As far as the second question goes: apparently I can’t write without a hot cup of tea. I've tried. And epic-failed.
There's one question I'm particularly interested in. In the Rippler series, which fits today's young adult market well, there was some swearing. I mentioned that in my review. (link here) You read and commented on my review personally. In Saving Mars, all swear words are ancient-mythology-based expressions made up by the Mars colonists - there's even a bit that explains how some people were worried about swearing being offensive to others. So my question is twofold: do you personally read and consider your reviews, and do they affect your writing? (To put it a bit more selfishly, did my review play a part in the language factor of Saving Mars? ;] )
Okay, so first question first: do I read and consider all my reviews? I sure try to. Readers teach me a lot! And as far as the language factor in my writing…our conversation influenced me in that it made me more aware that for some readers, having any swearing in print is offensive with a capital “O.”
For me, swearing is a part of language which can be used with the intent to offend OR used unwittingly OR used with the intent to express deep emotional anguish. Personally, I try to avoid the first use whenever possible. I sometimes swear for the second reason—unwittingly. And I am sympathetic to the human need to use words to express deep emotion. And that is when (as a person and as a writer) I use the sort of language you pointed out as offensive. So, I guess I would say that due to our conversation, I am now more aware of the potential for offending others, which I was not very aware of previously. But I feel a responsibility as an artist to create characters that reflect truth and reality. Hence, sometimes they will swear.
Saving Mars is set a few centuries in the future. Words change over time. I knew that, realistically, there would be a culture of swearing that would have grown up around a military/frontier environment like Mars Colonial. For me, it is a far more interesting choice to have that swearing be unique and to owe its origin to the nature of the world I was building: Marsians cannot afford to offend one another! Also, I like interesting words. So that is why I invented the Marsian way of swearing. As for the swearing done on the Terran world, I just asked myself what etymological transitions might occur over the course of 300 to 400 years and came up with Pavel’s go-to expression of distress using a word with a long history in Old and Middle English and Germanic tongues. (Hint: it did not start life as an offensive word, and it is on its way to being non-offensive again, given another hundred years or maybe less.)
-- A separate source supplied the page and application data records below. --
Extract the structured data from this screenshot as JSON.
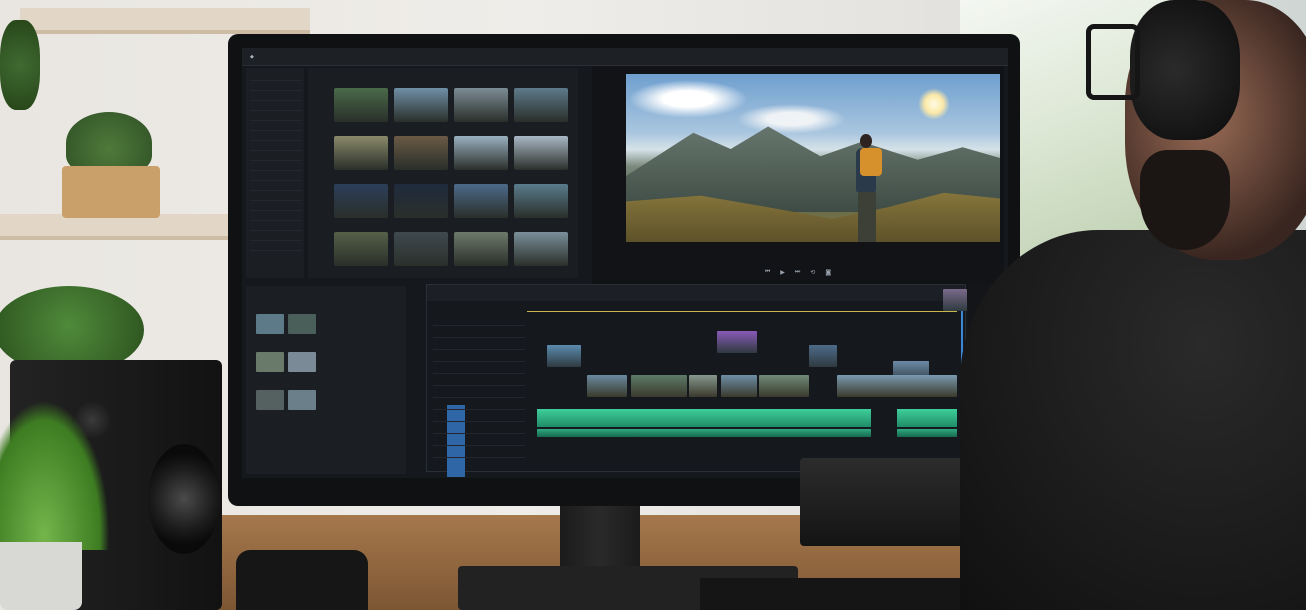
{
  "scene": {
    "description_type": "photo",
    "colors": {
      "accent_timeline": "#3fcf9b",
      "playhead": "#3a86d8",
      "backpack": "#d6902c"
    }
  },
  "app": {
    "menu_items": [
      "",
      "",
      "",
      "",
      "",
      "",
      ""
    ],
    "transport_icons": [
      "step-back-icon",
      "play-icon",
      "step-forward-icon",
      "loop-icon",
      "camera-icon"
    ]
  },
  "project_panel": {
    "rows": [
      "",
      "",
      "",
      "",
      "",
      "",
      "",
      "",
      "",
      "",
      "",
      "",
      "",
      "",
      "",
      "",
      "",
      ""
    ]
  },
  "media_browser": {
    "thumbnails": [
      {
        "label": "",
        "color": "#4a6a4a"
      },
      {
        "label": "",
        "color": "#6f8fa6"
      },
      {
        "label": "",
        "color": "#7c8c95"
      },
      {
        "label": "",
        "color": "#5e7a8a"
      },
      {
        "label": "",
        "color": "#8a8a6a"
      },
      {
        "label": "",
        "color": "#6a5a45"
      },
      {
        "label": "",
        "color": "#9ab0c0"
      },
      {
        "label": "",
        "color": "#a9b8c6"
      },
      {
        "label": "",
        "color": "#2c3e5a"
      },
      {
        "label": "",
        "color": "#1f2b3d"
      },
      {
        "label": "",
        "color": "#4d6a8a"
      },
      {
        "label": "",
        "color": "#5a7c8c"
      },
      {
        "label": "",
        "color": "#556048"
      },
      {
        "label": "",
        "color": "#3f4a4f"
      },
      {
        "label": "",
        "color": "#6c7a6a"
      },
      {
        "label": "",
        "color": "#7a8f9a"
      }
    ]
  },
  "timeline": {
    "clips_v2": [
      {
        "color": "#5a8bb0"
      },
      {
        "color": "#8a5ab8"
      },
      {
        "color": "#4d6b8a"
      },
      {
        "color": "#6b8aa8"
      },
      {
        "color": "#7a6a8a"
      }
    ],
    "clips_v1": [
      {
        "color": "#6a8aa0"
      },
      {
        "color": "#5d7a68"
      },
      {
        "color": "#86978e"
      },
      {
        "color": "#6e8ea6"
      },
      {
        "color": "#708a78"
      },
      {
        "color": "#7a9ab0"
      }
    ]
  }
}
I hope that gives you some sort of answer!
Thanks so much for having me visit, Emily!
Thanks for coming! I enjoy all your visits :)